  • Give an update on yourself and what you're working on. Ask about how they have been and what they are up to. 
  • Send relevant articles and information.
  • Connect them to another person.

Everyone is super busy, and following up is the way to cut through the noise. 

Don’t assume people will remember to contact you, and don’t be resentful if someone doesn’t reach out to you even if they said they would or they don't reply. Send polite, genuine follow up messages.

Each person is different, so you have to feel out how often you should follow up with them on an individual basis. Some people are like cacti or succulents, not needing a lot of attention. But with others you may build a closer relationship that you nurture all of the time. 

Step 5: Sharpen interpersonal skills

If you have a PhD, it’s not a lack of hard skills or credibility that will keep you from getting a job in industry. It’s a lack of interpersonal skills and a limited network.

Several surveys have shown that interpersonal skills are more lacking in job candidates than technical skills. 

One of the best books on this subject is Dale Carnegie's How to Win Friends and Influence People. Check it out for some really solid info on communication and connecting with people. 

Step 6: Smile! Even if introverted.

Building relationships is not just for people who are naturally social. I have hid in a bathroom stall at a networking event before to avoid standing around awkwardly. It was rock bottom. So, I get it. 

Let’s say you’re an introvert and you’re at a networking opportunity:

  1. Every time you start feeling nervous, smile. Physiologically, it's nearly impossible to stay really anxious while you're smiling. 

  2. Reach out to the hosts of the event beforehand. Ask the how you can make the most of the event. They are usually happy to help! Ask them if they can introduce you to one of the attendees. That way you don't even have to be the one to approach the other person. 

  3. Email the people you want to connect with BEFORE the event. That way, you break the ice before getting into the room. You can just walk up to someone and say, "Hey, it's great to finally meet you in person!" It's a nice social hack since sending an email counts as meeting electronically. 

Step 7: Practice

This one is self-explanatory. Building relationships, interpersonal skills, adding value, breaking the ice with someone new and building a meaningful connection quickly, following up, etc. are definitely skills that can be learned, but it takes practice. They can also become dull, so you need to keep these skills sharp by integrating it into your life.

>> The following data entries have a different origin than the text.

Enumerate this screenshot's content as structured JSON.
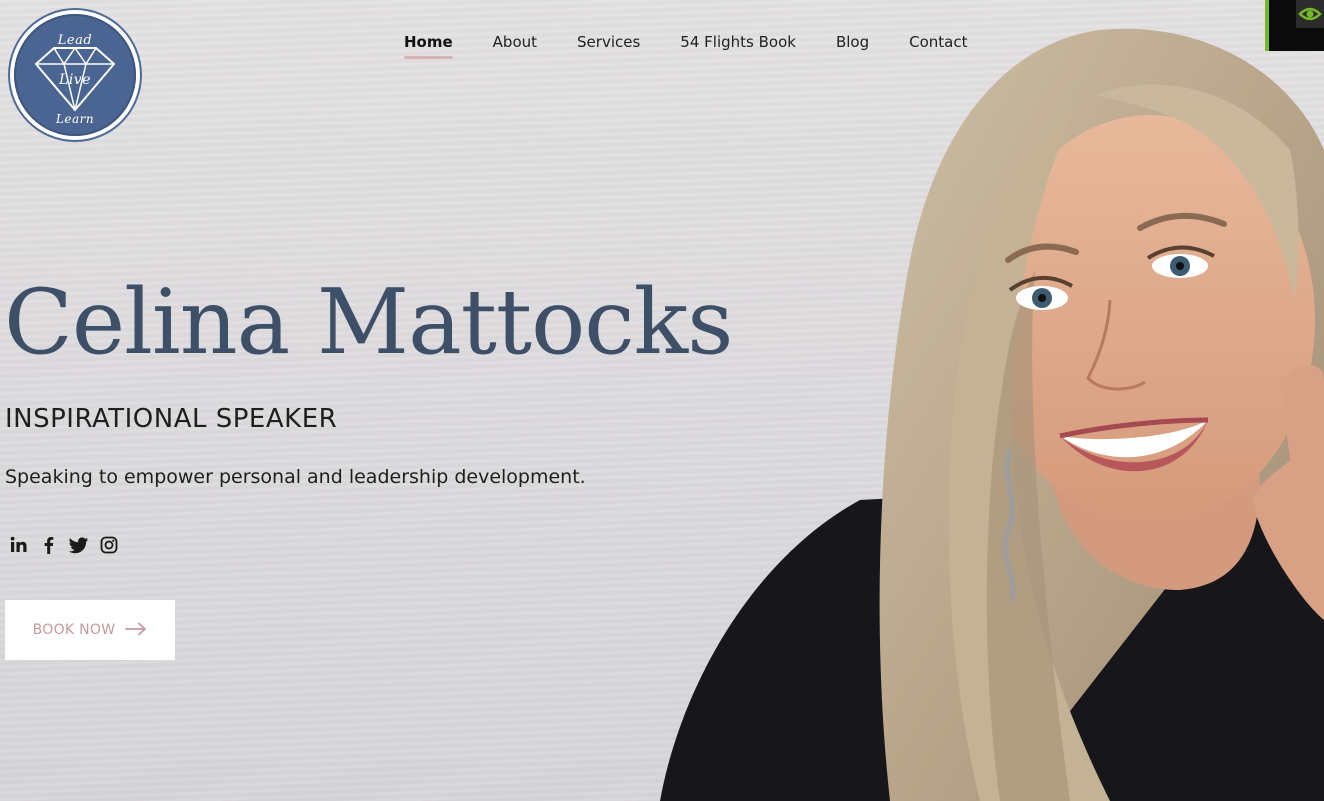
{
  "logo": {
    "words": [
      "Lead",
      "Live",
      "Learn"
    ],
    "colors": {
      "ring": "#4c6a95",
      "fill": "#4a6591"
    }
  },
  "nav": {
    "items": [
      {
        "label": "Home",
        "active": true
      },
      {
        "label": "About"
      },
      {
        "label": "Services"
      },
      {
        "label": "54 Flights Book"
      },
      {
        "label": "Blog"
      },
      {
        "label": "Contact"
      }
    ],
    "active_underline_color": "#d8b4b8"
  },
  "hero": {
    "name": "Celina Mattocks",
    "role": "INSPIRATIONAL SPEAKER",
    "tagline": "Speaking to empower personal and leadership development.",
    "name_color": "#3d5068"
  },
  "socials": [
    {
      "icon": "linkedin-icon"
    },
    {
      "icon": "facebook-icon"
    },
    {
      "icon": "twitter-icon"
    },
    {
      "icon": "instagram-icon"
    }
  ],
  "cta": {
    "label": "BOOK NOW",
    "icon": "arrow-right-icon",
    "text_color": "#c59aa0"
  },
  "corner_widget": {
    "accent": "#75b82a"
  }
}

As cheesy as it sounds, building relationships is a lifestyle. You can’t have a crash diet of networking, but rather it’s a way of life. Just being a genuine, helpful, kind person who invests in other people.

Now go forth and build relationships! 

Questions? Get in touch :-)